NASA's New Horizons spacecraft, launched in 2006, is now near the outer edges in the Solar System. It is now well over 6.5 billion km from Earth.
It has now detected a great, big wall of what seems like hydrogen and this could be the furthest reach of the Sun.
When Voyager passed through this region about three decades ago, it too made similar measurements, notes a report by Gizmodo. New Horizons' updated data has offered more information about how far the Sun's energy stretches.
"We assume there's something extra out there, some extra source of brightness," said study author Randy Gladstone of the Southwest Research Institute. "If we get a chance with New Horizons we can maybe image it."

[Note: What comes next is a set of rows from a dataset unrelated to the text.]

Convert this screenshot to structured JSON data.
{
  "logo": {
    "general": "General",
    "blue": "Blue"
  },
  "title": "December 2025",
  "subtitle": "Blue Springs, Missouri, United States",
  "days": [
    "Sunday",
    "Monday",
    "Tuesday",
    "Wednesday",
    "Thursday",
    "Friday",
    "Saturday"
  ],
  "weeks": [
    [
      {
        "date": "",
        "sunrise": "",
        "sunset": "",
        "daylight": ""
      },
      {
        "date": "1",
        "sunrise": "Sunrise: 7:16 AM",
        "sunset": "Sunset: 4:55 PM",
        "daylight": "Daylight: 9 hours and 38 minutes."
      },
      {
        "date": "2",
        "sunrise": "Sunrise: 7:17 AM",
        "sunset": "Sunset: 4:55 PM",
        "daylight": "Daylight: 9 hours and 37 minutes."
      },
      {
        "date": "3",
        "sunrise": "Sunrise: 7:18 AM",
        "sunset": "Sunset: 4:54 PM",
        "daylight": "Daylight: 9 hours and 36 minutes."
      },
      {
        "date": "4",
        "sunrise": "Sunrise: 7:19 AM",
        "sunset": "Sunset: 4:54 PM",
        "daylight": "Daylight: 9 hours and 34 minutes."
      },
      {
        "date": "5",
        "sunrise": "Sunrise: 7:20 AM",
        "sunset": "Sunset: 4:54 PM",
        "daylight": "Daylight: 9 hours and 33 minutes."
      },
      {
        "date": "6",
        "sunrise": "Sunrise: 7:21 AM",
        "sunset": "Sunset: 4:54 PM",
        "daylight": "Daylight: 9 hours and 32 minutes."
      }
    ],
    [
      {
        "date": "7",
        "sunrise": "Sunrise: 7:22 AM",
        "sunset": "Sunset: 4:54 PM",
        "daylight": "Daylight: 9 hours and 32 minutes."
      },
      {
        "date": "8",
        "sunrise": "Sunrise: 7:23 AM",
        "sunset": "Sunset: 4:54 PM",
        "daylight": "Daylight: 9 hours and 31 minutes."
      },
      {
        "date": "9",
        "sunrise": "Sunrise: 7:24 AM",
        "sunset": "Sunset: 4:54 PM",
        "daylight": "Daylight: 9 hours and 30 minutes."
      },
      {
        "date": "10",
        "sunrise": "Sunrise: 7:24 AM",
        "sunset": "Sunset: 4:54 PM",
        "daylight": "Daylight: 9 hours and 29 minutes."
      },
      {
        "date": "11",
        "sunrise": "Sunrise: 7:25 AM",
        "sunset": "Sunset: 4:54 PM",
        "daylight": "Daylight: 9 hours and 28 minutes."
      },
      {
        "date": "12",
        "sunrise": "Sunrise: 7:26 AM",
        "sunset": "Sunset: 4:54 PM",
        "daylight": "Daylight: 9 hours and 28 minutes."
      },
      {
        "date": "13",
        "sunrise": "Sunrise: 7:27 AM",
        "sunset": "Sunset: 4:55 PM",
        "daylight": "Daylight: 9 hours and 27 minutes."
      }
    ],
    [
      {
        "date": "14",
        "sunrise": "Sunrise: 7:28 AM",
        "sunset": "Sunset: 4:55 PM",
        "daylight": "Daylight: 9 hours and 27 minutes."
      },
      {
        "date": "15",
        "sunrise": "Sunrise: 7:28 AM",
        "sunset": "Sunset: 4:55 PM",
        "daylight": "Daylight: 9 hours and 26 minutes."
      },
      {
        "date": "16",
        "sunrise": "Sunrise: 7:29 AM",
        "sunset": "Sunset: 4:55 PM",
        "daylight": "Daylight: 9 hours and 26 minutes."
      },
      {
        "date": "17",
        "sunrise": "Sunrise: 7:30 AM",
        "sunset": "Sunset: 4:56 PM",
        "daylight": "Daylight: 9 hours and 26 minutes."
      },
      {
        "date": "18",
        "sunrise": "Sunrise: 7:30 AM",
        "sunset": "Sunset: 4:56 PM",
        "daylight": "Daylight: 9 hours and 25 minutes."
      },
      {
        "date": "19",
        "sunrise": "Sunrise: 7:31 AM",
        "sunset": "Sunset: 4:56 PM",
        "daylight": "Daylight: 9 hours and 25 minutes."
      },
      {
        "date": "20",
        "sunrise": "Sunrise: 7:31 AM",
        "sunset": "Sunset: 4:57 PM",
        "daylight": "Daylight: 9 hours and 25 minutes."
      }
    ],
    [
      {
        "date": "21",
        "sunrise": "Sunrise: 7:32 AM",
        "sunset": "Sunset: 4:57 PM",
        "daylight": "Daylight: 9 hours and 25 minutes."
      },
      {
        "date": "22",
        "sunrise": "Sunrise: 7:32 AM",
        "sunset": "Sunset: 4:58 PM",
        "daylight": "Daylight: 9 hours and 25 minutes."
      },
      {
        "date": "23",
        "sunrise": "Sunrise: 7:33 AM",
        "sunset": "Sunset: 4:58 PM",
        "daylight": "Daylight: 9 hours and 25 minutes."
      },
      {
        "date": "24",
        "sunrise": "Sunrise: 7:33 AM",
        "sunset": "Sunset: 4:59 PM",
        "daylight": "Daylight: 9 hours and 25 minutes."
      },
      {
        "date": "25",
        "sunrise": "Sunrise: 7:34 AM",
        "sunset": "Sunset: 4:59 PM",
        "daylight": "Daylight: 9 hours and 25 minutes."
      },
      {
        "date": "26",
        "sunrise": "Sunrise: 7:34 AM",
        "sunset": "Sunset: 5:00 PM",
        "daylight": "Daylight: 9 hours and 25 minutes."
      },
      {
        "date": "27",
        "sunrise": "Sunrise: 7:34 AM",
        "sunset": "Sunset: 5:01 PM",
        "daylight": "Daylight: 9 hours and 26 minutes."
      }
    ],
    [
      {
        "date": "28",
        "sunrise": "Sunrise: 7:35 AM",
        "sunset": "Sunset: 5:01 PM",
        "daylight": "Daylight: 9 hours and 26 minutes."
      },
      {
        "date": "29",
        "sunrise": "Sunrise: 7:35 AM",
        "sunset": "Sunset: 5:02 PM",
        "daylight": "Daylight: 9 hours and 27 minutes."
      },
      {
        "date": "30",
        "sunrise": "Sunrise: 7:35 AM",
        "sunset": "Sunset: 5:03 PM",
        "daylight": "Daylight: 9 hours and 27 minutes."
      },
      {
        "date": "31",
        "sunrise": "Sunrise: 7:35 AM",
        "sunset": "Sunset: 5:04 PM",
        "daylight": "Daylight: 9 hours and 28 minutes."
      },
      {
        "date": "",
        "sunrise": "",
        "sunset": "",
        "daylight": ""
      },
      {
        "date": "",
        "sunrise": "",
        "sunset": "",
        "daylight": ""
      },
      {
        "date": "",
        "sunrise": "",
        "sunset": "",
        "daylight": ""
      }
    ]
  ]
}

The Sun fires off charged particles outward, notes the report and this causes hydrogen particles in the Solar System to discharge ultraviolet light. The Sun's energy, however, should eventually weaken and create a clear boundary line where all the interstellar hydrogen piles up. This is what NASA has found at the very edge of the Solar System- where outward pressure caused by solar wind energy piles up hydrogen gas.
Astronomers had a 360 degree-view of all the UV emissions using New Horizon's "Alice". Notes the report. When Alice has trained at a direction directly away from the Sun, they were able to see that there was indeed an added intensity and brightness to the signals.
Researchers speculate that this boost in signal could be from hydrogen wall beyond the Solar System. The interactions of the solar wind with material just outside the Solar system seems to have created a definite boundary, according to the paper.
Voyager, more than 30 years ago, measured similar signatures. Looking back at that data has shown that Voyager's operators likely overestimated the signal's strength, notes the researchers. Once Voyager data was recalculated, New Horizon results also reportedly looked almost identical.
However, Gladstone pointed out that the similarities in datasets add to the idea that a great wall does in fact exist. On whether is a wall of hydrogen or any other material, or even some other feature entirely is still open for study, note the scientists. They now plan on making observations at the rate of two per year, they have said.
New Horizons is currently in the Kuiper Belt, waiting for a flyby of a rock roughly 30 kilometres across, after which it will carry on, headed for the Oort clouds.
The study was first published in the journal Geophysical Research Letters.